Now this would be an interesting one. Fernandes, a centreback, spent last season out on loan at Moreirense, and really excelled for the Primeira Liga outfit, helping them secure an impressive 6th place finish in the league last campaign, which really defied pre-season expectations. They were 5th for the majority of the season actually, holding onto that prestigious position as “Best of the Rest” in Portugal, and only lost it on the very last day of the campaign when they were defeated by Guimaraes.
Nevertheless, Ivanildo was crucial in helping Moreirense maintain their lofty position in the Portuguese top flight, playing 24 of their league outings and more than holding his own in what was his first season testing himself in the Portuguese top flight, having previously represented the Sporting B team over 80 times over the three seasons prior.
It will likely, and understandably, raise concerns for many to hear that he is already 23 years of age; still a young footballer with a bright future ahead of him, but he does lack that top-level experience that most would be expecting from someone of his age.

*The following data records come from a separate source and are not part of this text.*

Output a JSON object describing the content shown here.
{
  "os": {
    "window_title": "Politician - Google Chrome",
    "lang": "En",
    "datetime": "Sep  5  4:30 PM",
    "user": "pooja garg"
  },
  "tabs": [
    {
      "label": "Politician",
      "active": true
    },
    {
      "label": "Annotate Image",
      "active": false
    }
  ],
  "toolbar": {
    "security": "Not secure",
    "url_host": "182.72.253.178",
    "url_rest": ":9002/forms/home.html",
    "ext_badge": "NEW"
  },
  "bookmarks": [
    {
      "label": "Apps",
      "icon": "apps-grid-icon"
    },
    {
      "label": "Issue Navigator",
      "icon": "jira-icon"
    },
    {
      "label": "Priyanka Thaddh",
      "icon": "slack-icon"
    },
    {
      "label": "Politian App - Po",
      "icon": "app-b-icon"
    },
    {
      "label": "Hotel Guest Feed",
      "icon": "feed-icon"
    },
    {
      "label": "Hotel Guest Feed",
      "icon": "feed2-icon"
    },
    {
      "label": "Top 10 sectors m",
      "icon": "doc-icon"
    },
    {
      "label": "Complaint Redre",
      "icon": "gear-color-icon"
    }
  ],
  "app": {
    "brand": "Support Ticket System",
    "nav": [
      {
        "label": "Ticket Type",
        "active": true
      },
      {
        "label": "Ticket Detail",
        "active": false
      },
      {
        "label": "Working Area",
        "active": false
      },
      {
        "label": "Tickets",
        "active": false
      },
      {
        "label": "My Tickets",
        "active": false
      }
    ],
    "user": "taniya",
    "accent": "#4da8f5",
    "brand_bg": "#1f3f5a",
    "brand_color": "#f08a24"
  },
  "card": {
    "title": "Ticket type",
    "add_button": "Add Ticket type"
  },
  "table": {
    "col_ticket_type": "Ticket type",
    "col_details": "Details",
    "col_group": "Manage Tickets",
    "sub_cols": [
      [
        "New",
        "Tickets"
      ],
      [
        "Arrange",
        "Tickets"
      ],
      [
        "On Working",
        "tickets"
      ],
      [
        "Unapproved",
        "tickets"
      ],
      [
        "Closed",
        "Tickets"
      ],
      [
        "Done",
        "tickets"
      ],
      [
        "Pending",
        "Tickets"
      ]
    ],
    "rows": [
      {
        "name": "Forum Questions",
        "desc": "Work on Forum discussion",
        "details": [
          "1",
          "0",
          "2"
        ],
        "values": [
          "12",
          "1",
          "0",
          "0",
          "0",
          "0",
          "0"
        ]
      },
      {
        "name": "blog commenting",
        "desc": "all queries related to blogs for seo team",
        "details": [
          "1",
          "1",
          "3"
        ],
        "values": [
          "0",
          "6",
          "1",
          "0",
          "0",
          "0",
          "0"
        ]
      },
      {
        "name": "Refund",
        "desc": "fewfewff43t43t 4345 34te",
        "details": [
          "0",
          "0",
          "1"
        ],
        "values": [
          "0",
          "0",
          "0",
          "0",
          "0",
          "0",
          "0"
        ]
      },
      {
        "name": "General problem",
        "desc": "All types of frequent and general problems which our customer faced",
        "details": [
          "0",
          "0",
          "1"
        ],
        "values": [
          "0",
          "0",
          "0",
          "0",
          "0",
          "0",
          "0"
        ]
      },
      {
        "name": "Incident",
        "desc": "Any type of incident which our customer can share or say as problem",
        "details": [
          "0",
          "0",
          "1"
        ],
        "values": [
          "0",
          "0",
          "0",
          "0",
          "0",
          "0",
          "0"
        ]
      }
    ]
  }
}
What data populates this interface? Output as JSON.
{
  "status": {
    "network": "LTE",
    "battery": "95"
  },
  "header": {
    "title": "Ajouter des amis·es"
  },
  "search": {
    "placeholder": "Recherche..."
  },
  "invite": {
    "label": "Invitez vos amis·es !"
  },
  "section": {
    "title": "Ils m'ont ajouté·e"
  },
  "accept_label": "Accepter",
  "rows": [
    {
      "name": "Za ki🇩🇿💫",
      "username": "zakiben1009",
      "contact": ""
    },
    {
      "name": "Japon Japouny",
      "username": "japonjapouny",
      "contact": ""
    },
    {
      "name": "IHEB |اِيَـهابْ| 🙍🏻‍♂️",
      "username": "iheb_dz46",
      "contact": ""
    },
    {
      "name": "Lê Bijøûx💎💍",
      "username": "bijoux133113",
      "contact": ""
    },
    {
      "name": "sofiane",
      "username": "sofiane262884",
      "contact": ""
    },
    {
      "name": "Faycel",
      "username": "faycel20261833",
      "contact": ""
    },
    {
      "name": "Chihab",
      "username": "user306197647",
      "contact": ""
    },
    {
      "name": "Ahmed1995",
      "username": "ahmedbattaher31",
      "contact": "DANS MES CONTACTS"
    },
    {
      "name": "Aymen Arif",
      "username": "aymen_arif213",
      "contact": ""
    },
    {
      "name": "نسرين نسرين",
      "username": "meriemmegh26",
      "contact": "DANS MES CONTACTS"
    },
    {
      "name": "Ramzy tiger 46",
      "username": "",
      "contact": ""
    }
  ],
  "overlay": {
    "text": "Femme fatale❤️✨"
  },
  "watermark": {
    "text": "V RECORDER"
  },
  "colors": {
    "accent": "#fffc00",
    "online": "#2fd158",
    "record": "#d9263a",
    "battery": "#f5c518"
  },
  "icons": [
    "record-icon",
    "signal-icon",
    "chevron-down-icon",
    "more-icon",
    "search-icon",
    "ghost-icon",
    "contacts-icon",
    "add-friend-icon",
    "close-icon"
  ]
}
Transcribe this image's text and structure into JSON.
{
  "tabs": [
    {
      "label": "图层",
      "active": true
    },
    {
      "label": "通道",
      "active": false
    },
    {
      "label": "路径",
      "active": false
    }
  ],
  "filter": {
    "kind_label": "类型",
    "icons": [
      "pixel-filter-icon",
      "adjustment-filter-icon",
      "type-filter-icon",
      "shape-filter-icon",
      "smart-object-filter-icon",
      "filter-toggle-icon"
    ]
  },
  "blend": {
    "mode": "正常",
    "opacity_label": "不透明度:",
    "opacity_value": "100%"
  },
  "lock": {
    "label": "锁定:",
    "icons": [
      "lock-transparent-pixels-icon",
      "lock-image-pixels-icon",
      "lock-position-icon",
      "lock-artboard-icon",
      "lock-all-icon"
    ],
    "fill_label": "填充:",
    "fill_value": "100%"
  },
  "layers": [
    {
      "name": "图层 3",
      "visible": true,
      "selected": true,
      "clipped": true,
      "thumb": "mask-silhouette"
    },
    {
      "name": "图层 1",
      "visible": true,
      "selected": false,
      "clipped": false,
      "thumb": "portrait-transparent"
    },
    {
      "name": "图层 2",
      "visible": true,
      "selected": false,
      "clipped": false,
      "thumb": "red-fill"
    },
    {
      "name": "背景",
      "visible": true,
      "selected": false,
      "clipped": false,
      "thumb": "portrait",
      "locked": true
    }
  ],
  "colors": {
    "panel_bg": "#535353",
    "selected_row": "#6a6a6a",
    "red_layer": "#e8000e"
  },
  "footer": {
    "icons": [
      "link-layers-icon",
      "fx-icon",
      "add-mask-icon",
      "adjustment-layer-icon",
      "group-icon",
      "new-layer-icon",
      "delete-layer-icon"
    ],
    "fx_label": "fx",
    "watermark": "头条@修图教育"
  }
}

That said, last season showed why Sporting have been holding onto him and chose to loan him out instead of selling him on, as there are still great hopes for Ivanildo Fernandes. Standing at 1.94 metres, he’s shown he’s a great aerial presence, perfectly capable of reading the game and heading clear any balls whipped into the box, while he has also shown that, in addition to his physicality, he also possesses good athleticism, with decent pace and movement and good tackling ability as well.
The attributes are there, and Sporting fans are keen to see him in action for their own side next season. However, Sporting have shown that they are willing to sell players, regardless of their talent and potential, so long as the price is right – and Ivanildo could be available for a very reasonable fee.
Indeed, Sporting will likely be looking to prioritise retaining a substantial percentage of his economic rights rather than seeking a substantial fee; if Wolves, or any club for that matter, were willing to offer Sporting up to 50% of his future sell on fee, you can imagine that perhaps just a few million euros would be required to take him away from the club, which would be shrewd business financially for a very promising and capable centreback.
Alex Goncalves is a Portuguese football expert. You can follow him here.
Images: Johannes Simon